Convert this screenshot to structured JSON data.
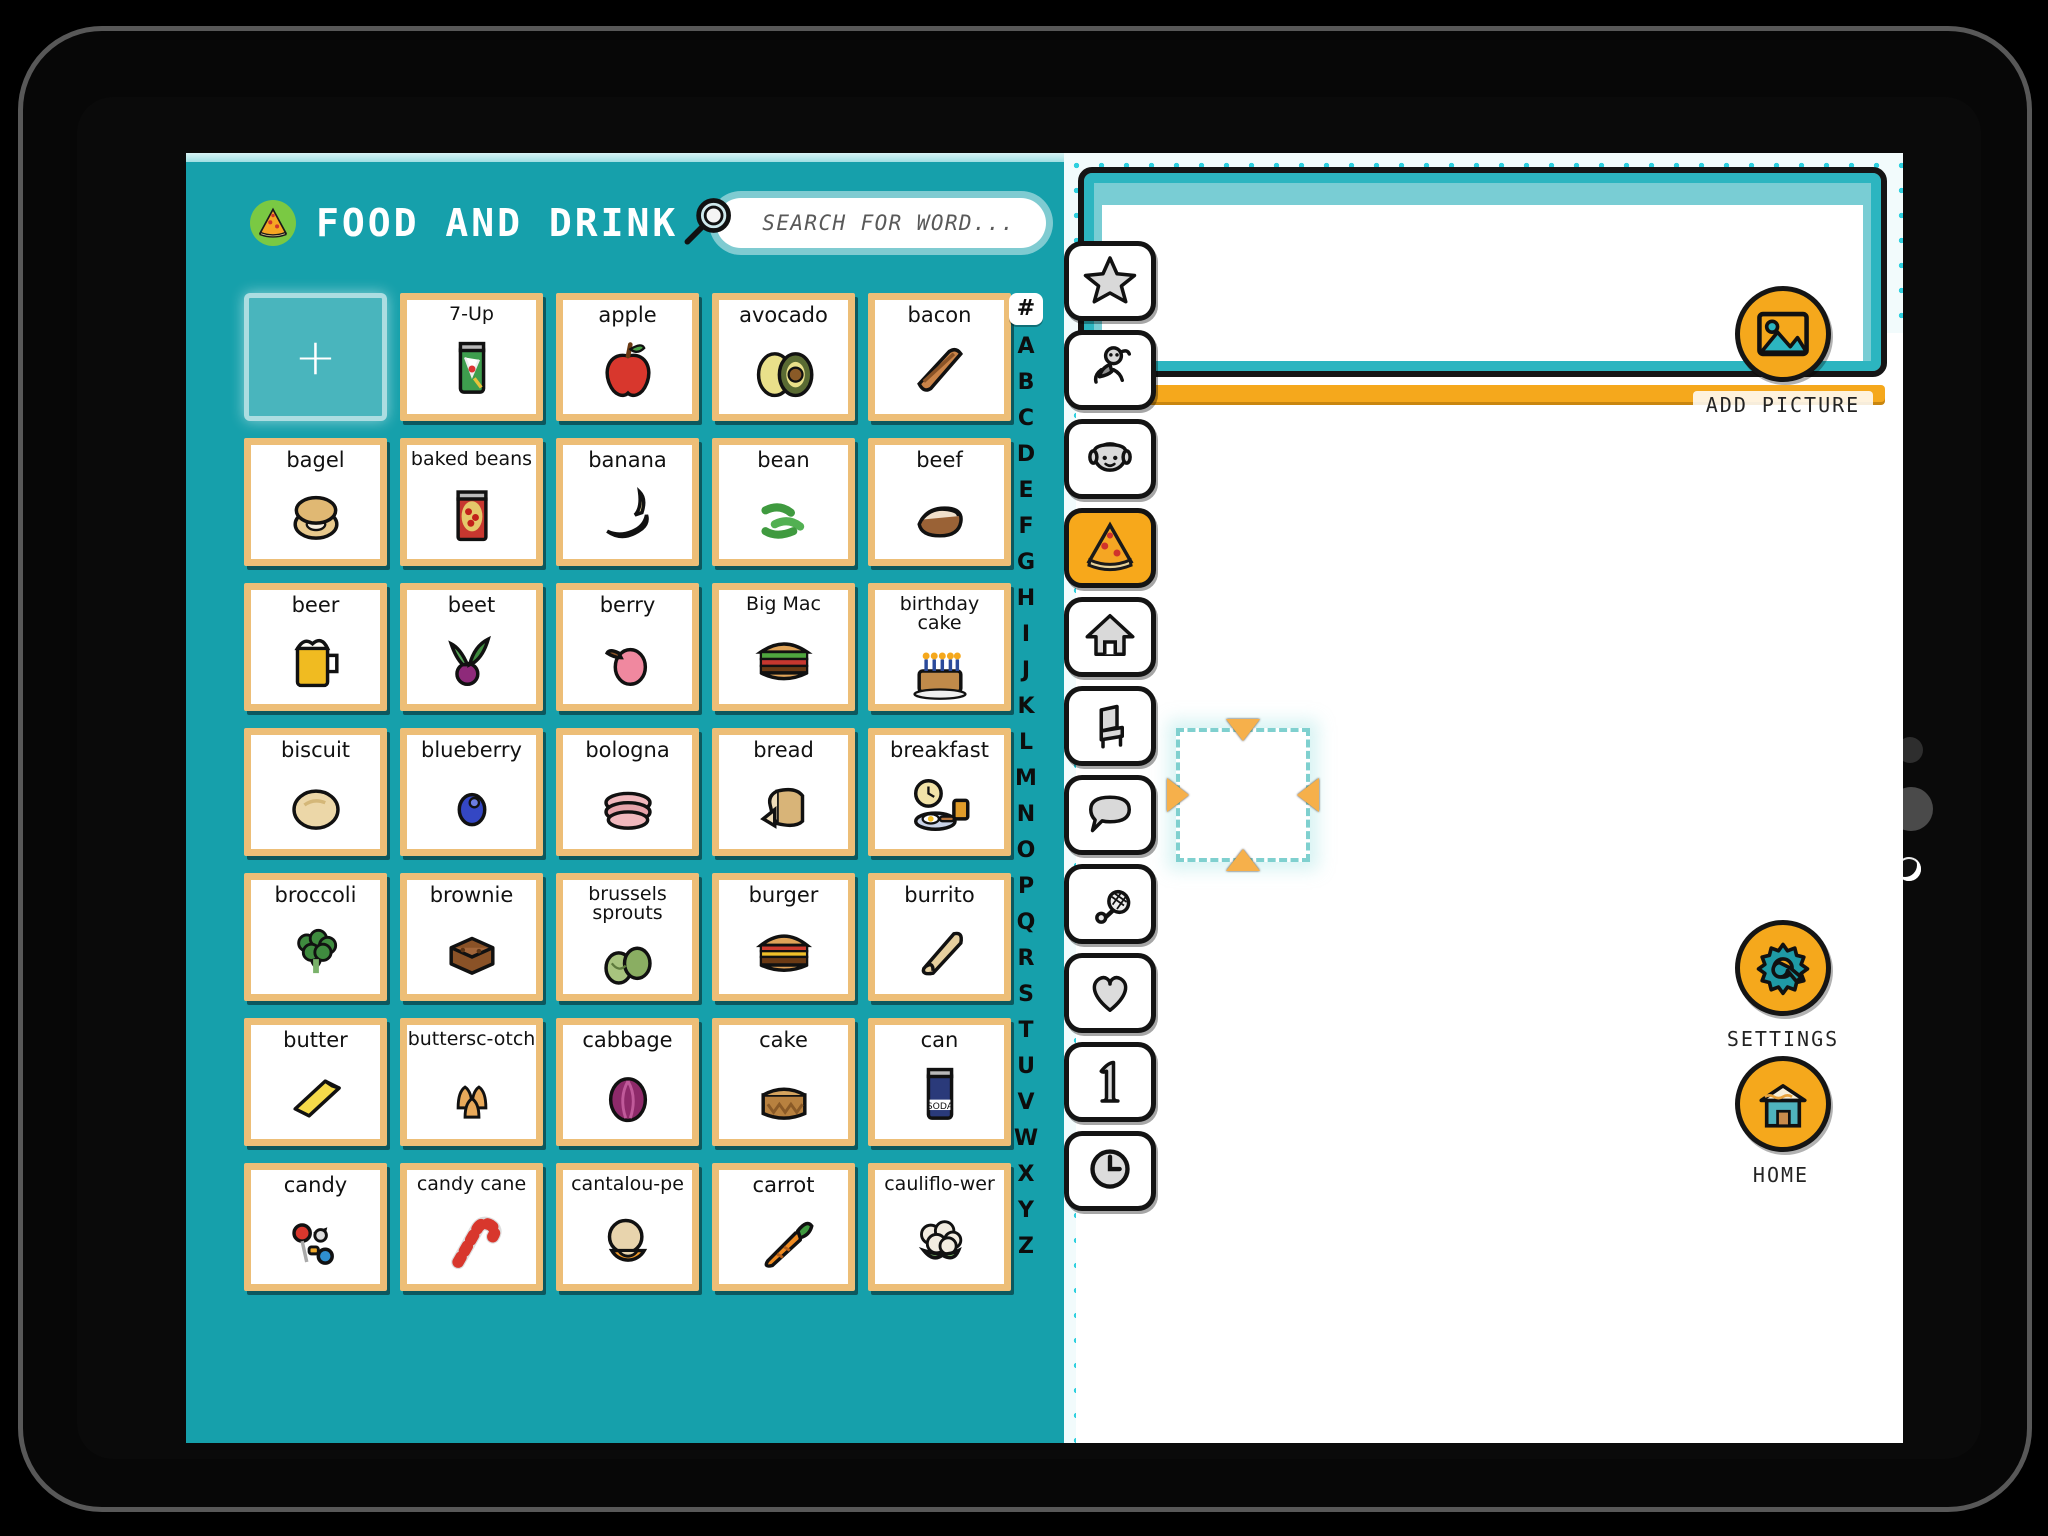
{
  "app": {
    "board_title": "FOOD AND DRINK",
    "board_icon": "pizza-icon"
  },
  "search": {
    "placeholder": "SEARCH FOR WORD...",
    "value": "",
    "icon": "magnifier-icon"
  },
  "add_tile": {
    "label": "+"
  },
  "alphabet_index": {
    "active": "#",
    "letters": [
      "#",
      "A",
      "B",
      "C",
      "D",
      "E",
      "F",
      "G",
      "H",
      "I",
      "J",
      "K",
      "L",
      "M",
      "N",
      "O",
      "P",
      "Q",
      "R",
      "S",
      "T",
      "U",
      "V",
      "W",
      "X",
      "Y",
      "Z"
    ]
  },
  "category_rail": [
    {
      "name": "favourites",
      "icon": "star-icon",
      "active": false
    },
    {
      "name": "actions",
      "icon": "person-running-icon",
      "active": false
    },
    {
      "name": "people",
      "icon": "face-icon",
      "active": false
    },
    {
      "name": "food-and-drink",
      "icon": "pizza-icon",
      "active": true
    },
    {
      "name": "places",
      "icon": "house-icon",
      "active": false
    },
    {
      "name": "objects",
      "icon": "chair-icon",
      "active": false
    },
    {
      "name": "phrases",
      "icon": "speech-bubble-icon",
      "active": false
    },
    {
      "name": "sports",
      "icon": "racket-icon",
      "active": false
    },
    {
      "name": "feelings",
      "icon": "heart-icon",
      "active": false
    },
    {
      "name": "numbers",
      "icon": "number-one-icon",
      "active": false
    },
    {
      "name": "time",
      "icon": "clock-icon",
      "active": false
    }
  ],
  "words": [
    {
      "label": "7-Up",
      "icon": "soda-can-icon"
    },
    {
      "label": "apple",
      "icon": "apple-icon"
    },
    {
      "label": "avocado",
      "icon": "avocado-icon"
    },
    {
      "label": "bacon",
      "icon": "bacon-icon"
    },
    {
      "label": "bagel",
      "icon": "bagel-icon"
    },
    {
      "label": "baked beans",
      "icon": "baked-beans-icon"
    },
    {
      "label": "banana",
      "icon": "banana-icon"
    },
    {
      "label": "bean",
      "icon": "green-beans-icon"
    },
    {
      "label": "beef",
      "icon": "beef-icon"
    },
    {
      "label": "beer",
      "icon": "beer-mug-icon"
    },
    {
      "label": "beet",
      "icon": "beet-icon"
    },
    {
      "label": "berry",
      "icon": "berry-icon"
    },
    {
      "label": "Big Mac",
      "icon": "big-mac-icon"
    },
    {
      "label": "birthday cake",
      "icon": "birthday-cake-icon"
    },
    {
      "label": "biscuit",
      "icon": "biscuit-icon"
    },
    {
      "label": "blueberry",
      "icon": "blueberry-icon"
    },
    {
      "label": "bologna",
      "icon": "bologna-icon"
    },
    {
      "label": "bread",
      "icon": "bread-icon"
    },
    {
      "label": "breakfast",
      "icon": "breakfast-plate-icon"
    },
    {
      "label": "broccoli",
      "icon": "broccoli-icon"
    },
    {
      "label": "brownie",
      "icon": "brownie-icon"
    },
    {
      "label": "brussels sprouts",
      "icon": "brussels-sprouts-icon"
    },
    {
      "label": "burger",
      "icon": "burger-icon"
    },
    {
      "label": "burrito",
      "icon": "burrito-icon"
    },
    {
      "label": "butter",
      "icon": "butter-stick-icon"
    },
    {
      "label": "buttersc-otch",
      "icon": "butterscotch-icon"
    },
    {
      "label": "cabbage",
      "icon": "cabbage-icon"
    },
    {
      "label": "cake",
      "icon": "cake-icon"
    },
    {
      "label": "can",
      "icon": "soda-can-blue-icon"
    },
    {
      "label": "candy",
      "icon": "candy-icon"
    },
    {
      "label": "candy cane",
      "icon": "candy-cane-icon"
    },
    {
      "label": "cantalou-pe",
      "icon": "cantaloupe-icon"
    },
    {
      "label": "carrot",
      "icon": "carrot-icon"
    },
    {
      "label": "cauliflo-wer",
      "icon": "cauliflower-icon"
    }
  ],
  "canvas": {
    "sentence_bar_value": "",
    "selection_placeholder": "empty-image-slot"
  },
  "actions": {
    "add_picture": {
      "label": "ADD PICTURE",
      "icon": "image-icon"
    },
    "settings": {
      "label": "SETTINGS",
      "icon": "gear-wrench-icon"
    },
    "home": {
      "label": "HOME",
      "icon": "house-shop-icon"
    }
  },
  "colors": {
    "panel_teal": "#16a0ab",
    "accent_orange": "#f5a81c",
    "card_border_tan": "#edbe77",
    "dot_cyan": "#2fd0df"
  }
}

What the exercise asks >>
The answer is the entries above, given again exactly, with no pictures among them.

Answer below >>
Convert this screenshot to structured JSON data.
{
  "app": {
    "board_title": "FOOD AND DRINK",
    "board_icon": "pizza-icon"
  },
  "search": {
    "placeholder": "SEARCH FOR WORD...",
    "value": "",
    "icon": "magnifier-icon"
  },
  "add_tile": {
    "label": "+"
  },
  "alphabet_index": {
    "active": "#",
    "letters": [
      "#",
      "A",
      "B",
      "C",
      "D",
      "E",
      "F",
      "G",
      "H",
      "I",
      "J",
      "K",
      "L",
      "M",
      "N",
      "O",
      "P",
      "Q",
      "R",
      "S",
      "T",
      "U",
      "V",
      "W",
      "X",
      "Y",
      "Z"
    ]
  },
  "category_rail": [
    {
      "name": "favourites",
      "icon": "star-icon",
      "active": false
    },
    {
      "name": "actions",
      "icon": "person-running-icon",
      "active": false
    },
    {
      "name": "people",
      "icon": "face-icon",
      "active": false
    },
    {
      "name": "food-and-drink",
      "icon": "pizza-icon",
      "active": true
    },
    {
      "name": "places",
      "icon": "house-icon",
      "active": false
    },
    {
      "name": "objects",
      "icon": "chair-icon",
      "active": false
    },
    {
      "name": "phrases",
      "icon": "speech-bubble-icon",
      "active": false
    },
    {
      "name": "sports",
      "icon": "racket-icon",
      "active": false
    },
    {
      "name": "feelings",
      "icon": "heart-icon",
      "active": false
    },
    {
      "name": "numbers",
      "icon": "number-one-icon",
      "active": false
    },
    {
      "name": "time",
      "icon": "clock-icon",
      "active": false
    }
  ],
  "words": [
    {
      "label": "7-Up",
      "icon": "soda-can-icon"
    },
    {
      "label": "apple",
      "icon": "apple-icon"
    },
    {
      "label": "avocado",
      "icon": "avocado-icon"
    },
    {
      "label": "bacon",
      "icon": "bacon-icon"
    },
    {
      "label": "bagel",
      "icon": "bagel-icon"
    },
    {
      "label": "baked beans",
      "icon": "baked-beans-icon"
    },
    {
      "label": "banana",
      "icon": "banana-icon"
    },
    {
      "label": "bean",
      "icon": "green-beans-icon"
    },
    {
      "label": "beef",
      "icon": "beef-icon"
    },
    {
      "label": "beer",
      "icon": "beer-mug-icon"
    },
    {
      "label": "beet",
      "icon": "beet-icon"
    },
    {
      "label": "berry",
      "icon": "berry-icon"
    },
    {
      "label": "Big Mac",
      "icon": "big-mac-icon"
    },
    {
      "label": "birthday cake",
      "icon": "birthday-cake-icon"
    },
    {
      "label": "biscuit",
      "icon": "biscuit-icon"
    },
    {
      "label": "blueberry",
      "icon": "blueberry-icon"
    },
    {
      "label": "bologna",
      "icon": "bologna-icon"
    },
    {
      "label": "bread",
      "icon": "bread-icon"
    },
    {
      "label": "breakfast",
      "icon": "breakfast-plate-icon"
    },
    {
      "label": "broccoli",
      "icon": "broccoli-icon"
    },
    {
      "label": "brownie",
      "icon": "brownie-icon"
    },
    {
      "label": "brussels sprouts",
      "icon": "brussels-sprouts-icon"
    },
    {
      "label": "burger",
      "icon": "burger-icon"
    },
    {
      "label": "burrito",
      "icon": "burrito-icon"
    },
    {
      "label": "butter",
      "icon": "butter-stick-icon"
    },
    {
      "label": "buttersc-otch",
      "icon": "butterscotch-icon"
    },
    {
      "label": "cabbage",
      "icon": "cabbage-icon"
    },
    {
      "label": "cake",
      "icon": "cake-icon"
    },
    {
      "label": "can",
      "icon": "soda-can-blue-icon"
    },
    {
      "label": "candy",
      "icon": "candy-icon"
    },
    {
      "label": "candy cane",
      "icon": "candy-cane-icon"
    },
    {
      "label": "cantalou-pe",
      "icon": "cantaloupe-icon"
    },
    {
      "label": "carrot",
      "icon": "carrot-icon"
    },
    {
      "label": "cauliflo-wer",
      "icon": "cauliflower-icon"
    }
  ],
  "canvas": {
    "sentence_bar_value": "",
    "selection_placeholder": "empty-image-slot"
  },
  "actions": {
    "add_picture": {
      "label": "ADD PICTURE",
      "icon": "image-icon"
    },
    "settings": {
      "label": "SETTINGS",
      "icon": "gear-wrench-icon"
    },
    "home": {
      "label": "HOME",
      "icon": "house-shop-icon"
    }
  },
  "colors": {
    "panel_teal": "#16a0ab",
    "accent_orange": "#f5a81c",
    "card_border_tan": "#edbe77",
    "dot_cyan": "#2fd0df"
  }
}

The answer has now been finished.